Start of GIVEN DATA
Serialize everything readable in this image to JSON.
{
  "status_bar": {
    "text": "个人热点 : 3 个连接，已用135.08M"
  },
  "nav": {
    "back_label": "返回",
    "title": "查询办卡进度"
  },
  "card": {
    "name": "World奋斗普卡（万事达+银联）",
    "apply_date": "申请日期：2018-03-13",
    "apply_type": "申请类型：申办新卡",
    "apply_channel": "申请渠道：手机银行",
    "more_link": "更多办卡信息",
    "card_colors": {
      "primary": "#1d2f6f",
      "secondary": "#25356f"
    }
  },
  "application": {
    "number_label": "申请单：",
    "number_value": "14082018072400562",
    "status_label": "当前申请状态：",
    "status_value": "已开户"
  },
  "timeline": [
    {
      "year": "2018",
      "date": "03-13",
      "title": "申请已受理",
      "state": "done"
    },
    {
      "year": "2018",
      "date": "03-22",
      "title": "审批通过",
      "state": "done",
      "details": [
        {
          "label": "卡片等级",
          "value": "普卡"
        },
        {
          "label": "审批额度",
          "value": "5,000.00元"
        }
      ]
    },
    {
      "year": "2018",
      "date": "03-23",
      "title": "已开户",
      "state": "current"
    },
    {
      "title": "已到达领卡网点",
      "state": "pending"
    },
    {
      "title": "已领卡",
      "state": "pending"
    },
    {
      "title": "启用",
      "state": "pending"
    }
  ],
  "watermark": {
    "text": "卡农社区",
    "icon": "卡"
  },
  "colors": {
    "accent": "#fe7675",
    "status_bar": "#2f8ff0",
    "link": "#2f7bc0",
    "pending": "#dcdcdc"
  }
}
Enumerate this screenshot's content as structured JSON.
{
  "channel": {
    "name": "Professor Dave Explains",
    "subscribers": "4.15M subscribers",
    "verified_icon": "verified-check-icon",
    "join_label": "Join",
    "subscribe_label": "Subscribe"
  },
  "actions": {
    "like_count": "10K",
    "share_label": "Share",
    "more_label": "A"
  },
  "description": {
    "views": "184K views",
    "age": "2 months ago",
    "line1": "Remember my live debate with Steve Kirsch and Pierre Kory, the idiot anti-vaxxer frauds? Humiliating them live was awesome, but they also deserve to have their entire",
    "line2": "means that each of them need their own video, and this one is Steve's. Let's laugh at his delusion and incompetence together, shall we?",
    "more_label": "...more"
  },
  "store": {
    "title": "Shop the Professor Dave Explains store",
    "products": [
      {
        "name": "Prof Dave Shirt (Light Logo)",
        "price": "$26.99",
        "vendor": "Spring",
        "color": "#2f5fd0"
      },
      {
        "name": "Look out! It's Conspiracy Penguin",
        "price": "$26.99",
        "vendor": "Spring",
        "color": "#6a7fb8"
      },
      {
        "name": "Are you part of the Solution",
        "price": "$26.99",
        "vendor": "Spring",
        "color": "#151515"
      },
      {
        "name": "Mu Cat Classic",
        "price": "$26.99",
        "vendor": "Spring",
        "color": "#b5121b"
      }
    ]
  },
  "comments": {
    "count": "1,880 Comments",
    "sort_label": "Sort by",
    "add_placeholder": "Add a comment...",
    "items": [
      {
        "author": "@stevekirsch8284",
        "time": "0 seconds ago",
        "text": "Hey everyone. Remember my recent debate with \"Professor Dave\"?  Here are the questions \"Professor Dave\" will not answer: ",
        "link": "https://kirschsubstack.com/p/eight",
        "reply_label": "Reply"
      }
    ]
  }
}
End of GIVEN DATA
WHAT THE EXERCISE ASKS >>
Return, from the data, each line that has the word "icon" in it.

ANSWER SECTION >>
    "icon": "卡"
    "verified_icon": "verified-check-icon",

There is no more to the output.